● **WORK REQUIRED**
Give back all of the data exactly, with every picture omitted.

● **DATA SHOWN**
┌────────

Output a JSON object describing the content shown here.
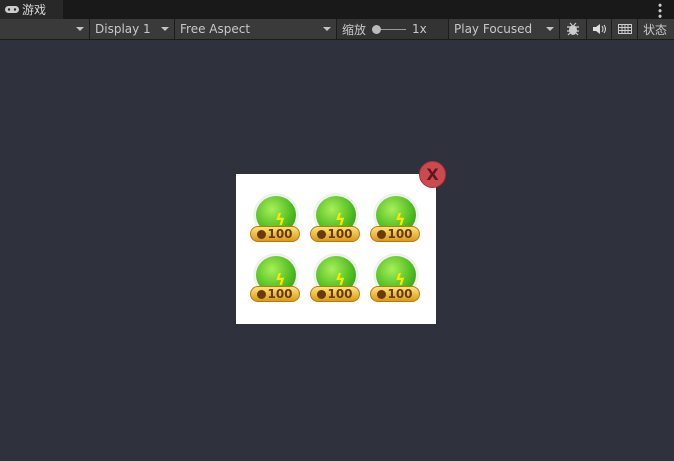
{
  "tab": {
    "label": "游戏",
    "icon": "gamepad-icon"
  },
  "toolbar": {
    "display": "Display 1",
    "aspect": "Free Aspect",
    "scale_label": "缩放",
    "scale_value": "1x",
    "play_mode": "Play Focused",
    "stats": "状态"
  },
  "popup": {
    "items": [
      {
        "price": "100"
      },
      {
        "price": "100"
      },
      {
        "price": "100"
      },
      {
        "price": "100"
      },
      {
        "price": "100"
      },
      {
        "price": "100"
      }
    ],
    "close_label": "X"
  }
}
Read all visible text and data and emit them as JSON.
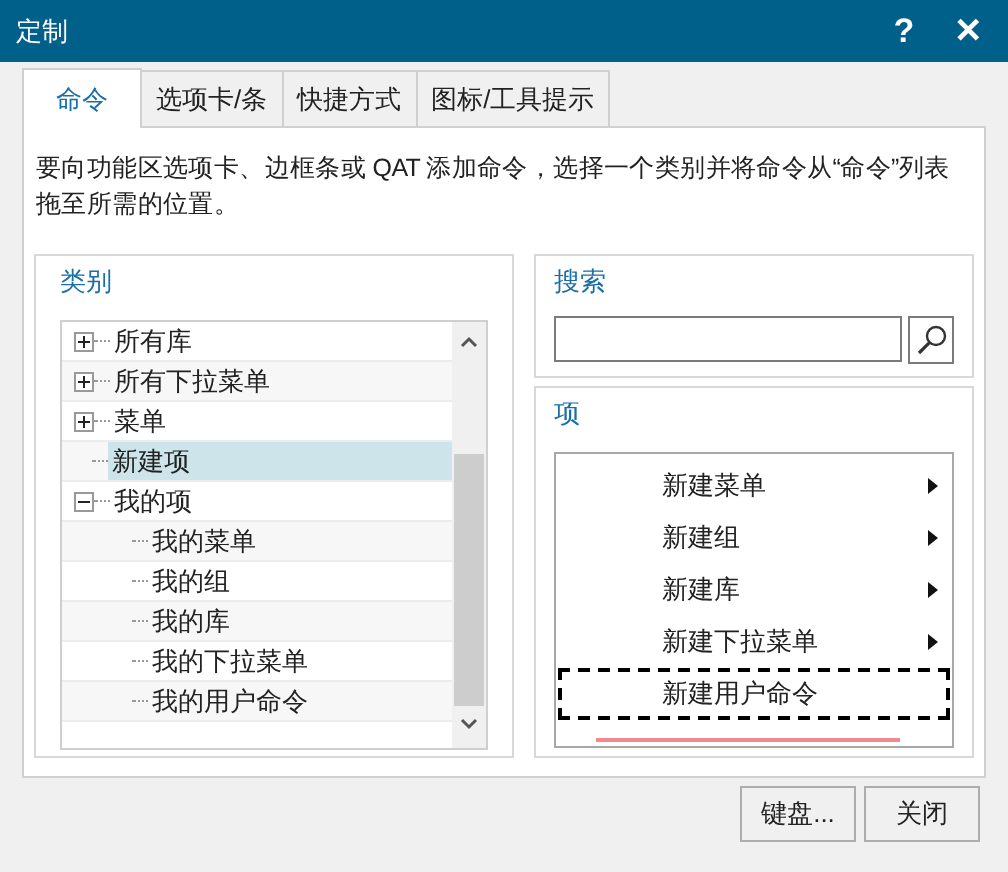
{
  "window": {
    "title": "定制",
    "help": "?",
    "close": "✕"
  },
  "tabs": [
    {
      "label": "命令",
      "selected": true
    },
    {
      "label": "选项卡/条",
      "selected": false
    },
    {
      "label": "快捷方式",
      "selected": false
    },
    {
      "label": "图标/工具提示",
      "selected": false
    }
  ],
  "description": "要向功能区选项卡、边框条或 QAT 添加命令，选择一个类别并将命令从“命令”列表拖至所需的位置。",
  "category": {
    "label": "类别",
    "tree": [
      {
        "label": "所有库",
        "expanded": false,
        "selected": false
      },
      {
        "label": "所有下拉菜单",
        "expanded": false,
        "selected": false
      },
      {
        "label": "菜单",
        "expanded": false,
        "selected": false
      },
      {
        "label": "新建项",
        "selected": true
      },
      {
        "label": "我的项",
        "expanded": true,
        "selected": false,
        "children": [
          {
            "label": "我的菜单",
            "selected": false
          },
          {
            "label": "我的组",
            "selected": false
          },
          {
            "label": "我的库",
            "selected": false
          },
          {
            "label": "我的下拉菜单",
            "selected": false
          },
          {
            "label": "我的用户命令",
            "selected": false
          }
        ]
      }
    ]
  },
  "search": {
    "label": "搜索"
  },
  "items": {
    "label": "项",
    "list": [
      {
        "label": "新建菜单",
        "submenu": true,
        "focused": false
      },
      {
        "label": "新建组",
        "submenu": true,
        "focused": false
      },
      {
        "label": "新建库",
        "submenu": true,
        "focused": false
      },
      {
        "label": "新建下拉菜单",
        "submenu": true,
        "focused": false
      },
      {
        "label": "新建用户命令",
        "submenu": false,
        "focused": true
      }
    ]
  },
  "buttons": [
    "键盘...",
    "关闭"
  ]
}
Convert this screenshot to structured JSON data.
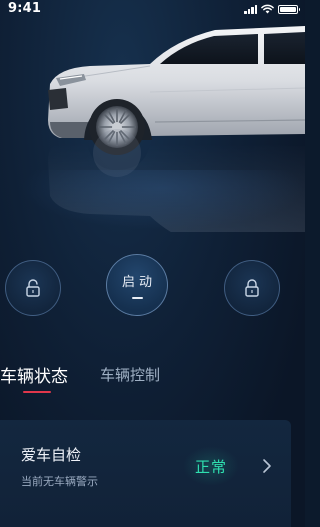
{
  "status_bar": {
    "time": "9:41",
    "battery_level": 1.0
  },
  "controls": {
    "left_icon": "unlock-icon",
    "center_label": "启动",
    "right_icon": "lock-icon"
  },
  "tabs": [
    {
      "label": "车辆状态",
      "active": true
    },
    {
      "label": "车辆控制",
      "active": false
    }
  ],
  "self_check_card": {
    "title": "爱车自检",
    "subtitle": "当前无车辆警示",
    "status": "正常",
    "status_color": "#2fe0b0"
  },
  "colors": {
    "background": "#0c1a2c",
    "tab_underline": "#e0374b",
    "card": "#13273f"
  }
}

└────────

● **ANSWER SECTION**
Output a JSON object describing the content shown here.
{
  "tab": {
    "label": "游戏",
    "icon": "gamepad-icon"
  },
  "toolbar": {
    "display": "Display 1",
    "aspect": "Free Aspect",
    "scale_label": "缩放",
    "scale_value": "1x",
    "play_mode": "Play Focused",
    "stats": "状态"
  },
  "popup": {
    "items": [
      {
        "price": "100"
      },
      {
        "price": "100"
      },
      {
        "price": "100"
      },
      {
        "price": "100"
      },
      {
        "price": "100"
      },
      {
        "price": "100"
      }
    ],
    "close_label": "X"
  }
}
Read all visible text and data and emit them as JSON.
{
  "window": {
    "title": "定制",
    "help": "?",
    "close": "✕"
  },
  "tabs": [
    {
      "label": "命令",
      "selected": true
    },
    {
      "label": "选项卡/条",
      "selected": false
    },
    {
      "label": "快捷方式",
      "selected": false
    },
    {
      "label": "图标/工具提示",
      "selected": false
    }
  ],
  "description": "要向功能区选项卡、边框条或 QAT 添加命令，选择一个类别并将命令从“命令”列表拖至所需的位置。",
  "category": {
    "label": "类别",
    "tree": [
      {
        "label": "所有库",
        "expanded": false,
        "selected": false
      },
      {
        "label": "所有下拉菜单",
        "expanded": false,
        "selected": false
      },
      {
        "label": "菜单",
        "expanded": false,
        "selected": false
      },
      {
        "label": "新建项",
        "selected": true
      },
      {
        "label": "我的项",
        "expanded": true,
        "selected": false,
        "children": [
          {
            "label": "我的菜单",
            "selected": false
          },
          {
            "label": "我的组",
            "selected": false
          },
          {
            "label": "我的库",
            "selected": false
          },
          {
            "label": "我的下拉菜单",
            "selected": false
          },
          {
            "label": "我的用户命令",
            "selected": false
          }
        ]
      }
    ]
  },
  "search": {
    "label": "搜索"
  },
  "items": {
    "label": "项",
    "list": [
      {
        "label": "新建菜单",
        "submenu": true,
        "focused": false
      },
      {
        "label": "新建组",
        "submenu": true,
        "focused": false
      },
      {
        "label": "新建库",
        "submenu": true,
        "focused": false
      },
      {
        "label": "新建下拉菜单",
        "submenu": true,
        "focused": false
      },
      {
        "label": "新建用户命令",
        "submenu": false,
        "focused": true
      }
    ]
  },
  "buttons": [
    "键盘...",
    "关闭"
  ]
}
Convert this screenshot to structured JSON data.
{
  "status_bar": {
    "time": "9:41",
    "battery_level": 1.0
  },
  "controls": {
    "left_icon": "unlock-icon",
    "center_label": "启动",
    "right_icon": "lock-icon"
  },
  "tabs": [
    {
      "label": "车辆状态",
      "active": true
    },
    {
      "label": "车辆控制",
      "active": false
    }
  ],
  "self_check_card": {
    "title": "爱车自检",
    "subtitle": "当前无车辆警示",
    "status": "正常",
    "status_color": "#2fe0b0"
  },
  "colors": {
    "background": "#0c1a2c",
    "tab_underline": "#e0374b",
    "card": "#13273f"
  }
}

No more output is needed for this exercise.